Originally written in 1998, Revised by Jelo Gutierrez Cantos with information from Richard Hooles and Allen Dicion in 2015
In 1998, the TTC accepted a number of GM buses from the Société de transport de la communauté urbaine de Montréal (STCUM) of Montréal, who had excess buses at the time. They were primarily purchased to replace the prematurely retired D40-87s and to cope with an increase in TTC ridership coinciding with a substantially reduced capital budget. Serious concerns with the quality of a number of the TTC’s newest buses had encouraged the TTC to find and rebuild more reliable older bus models, including the youngest of its own GM New Look fleet. STCUM’s GM New Looks helped fill the gaps.
Originally, the TTC planned to purchase and rebuild as many as 100 of these vehicles from Montreal. However, the costs of such a purchase and rebuild plus the differences in the STCUM buses’ design, combined with how effectively the TTC was able to rebuild their own fleet through their Fleet Augmentation Program, convinced the TTC to drop the number rebuilt from STCUM to just twenty. After a rebuild to bring the buses up to TTC standards, they were released onto the streets, starting with bus #2600 in late 1998 and continuing to late July 1999.
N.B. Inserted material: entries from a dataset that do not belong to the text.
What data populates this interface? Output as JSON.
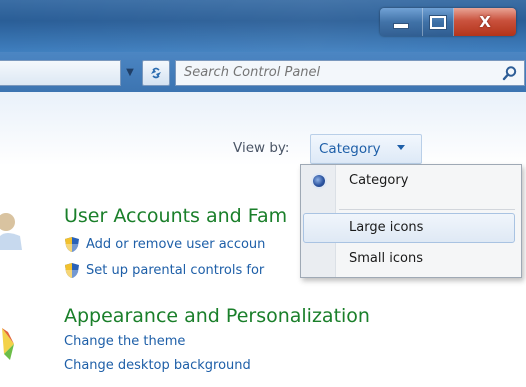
{
  "window": {
    "caption_buttons": {
      "minimize_icon": "minimize-icon",
      "maximize_icon": "maximize-icon",
      "close_glyph": "X"
    }
  },
  "navbar": {
    "search_placeholder": "Search Control Panel",
    "refresh_icon": "refresh-icon",
    "search_icon": "search-icon"
  },
  "view_by": {
    "label": "View by:",
    "selected": "Category",
    "options": [
      {
        "label": "Category",
        "selected": true
      },
      {
        "label": "Large icons",
        "selected": false
      },
      {
        "label": "Small icons",
        "selected": false
      }
    ]
  },
  "categories": [
    {
      "title": "User Accounts and Fam",
      "icon": "user-accounts-icon",
      "links": [
        {
          "label": "Add or remove user accoun",
          "shield": true
        },
        {
          "label": "Set up parental controls for",
          "shield": true
        }
      ]
    },
    {
      "title": "Appearance and Personalization",
      "icon": "appearance-icon",
      "links": [
        {
          "label": "Change the theme",
          "shield": false
        },
        {
          "label": "Change desktop background",
          "shield": false
        }
      ]
    }
  ],
  "colors": {
    "link": "#1e5fa8",
    "category_title": "#1a7f2a",
    "titlebar": "#2a5e97"
  }
}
These buses, numbered in the 2600 series, were different in many of ways from typical TTC GM buses. The most noticeable difference were the McKay gates. These gates were located at the rear doors of these buses and served the same purpose as treadles and push bars on other TTC buses, opening the rear doors of the bus once the driver has allowed the rear doors to be opened. McKay gates were used on all STCUM buses until recent years, and were also used on trolley coaches in Vancouver. They had the advantage over treadles of encouraging people to stay off the steps until they wished to exit from the bus. Unlike treadles, they were not as affected by water, road salt and dirt.
The disadvantage of the MaKay Gate is that it makes boarding the bus through the back door more difficult, as passengers had to pull the gate towards them to enter. In Montreal and Vancouver, customers did not usually enter buses through the rear doors, but the TTC often opened both front and rear doors, especially at subway stations where free transfers existed between the subway and surface routes, to speed up boarding.
This feature alone generally limited the STCUM buses to routes where rear door boarding was not used, the most prominent of these being 35 JANE — a high volume route without a direct transfer with the subway. For this reason, the Montreal rebuilds have been kept in the Arrow Road garage, which served the 35 JANE route.
The Montreal rebuilds also had an unusual set of seats — at least, by TTC standards — which customers called “comfortable” and “very ugly”. The seating and some of the interior was coloured dark brown — a design decision made to reduce the reflection of the interior in the driver’s windscreen.
Following the 35 JANE’s conversion to low floor buses, the STCUM buses were assigned to the 41 KEELE and 89 WESTON, as well as 96 WILSON until their retirement in 2006. Bus #2619 has since been donated to Belka. Other STCUM buses that were purchased by the TTC but not rebuilt were initially stored on TTC property at the Lansdowne garage where they were stripped of usable parts. They were eventually sold to a scrap dealer in Quebec along with other retired TTC buses parked alongside them at Lansdowne.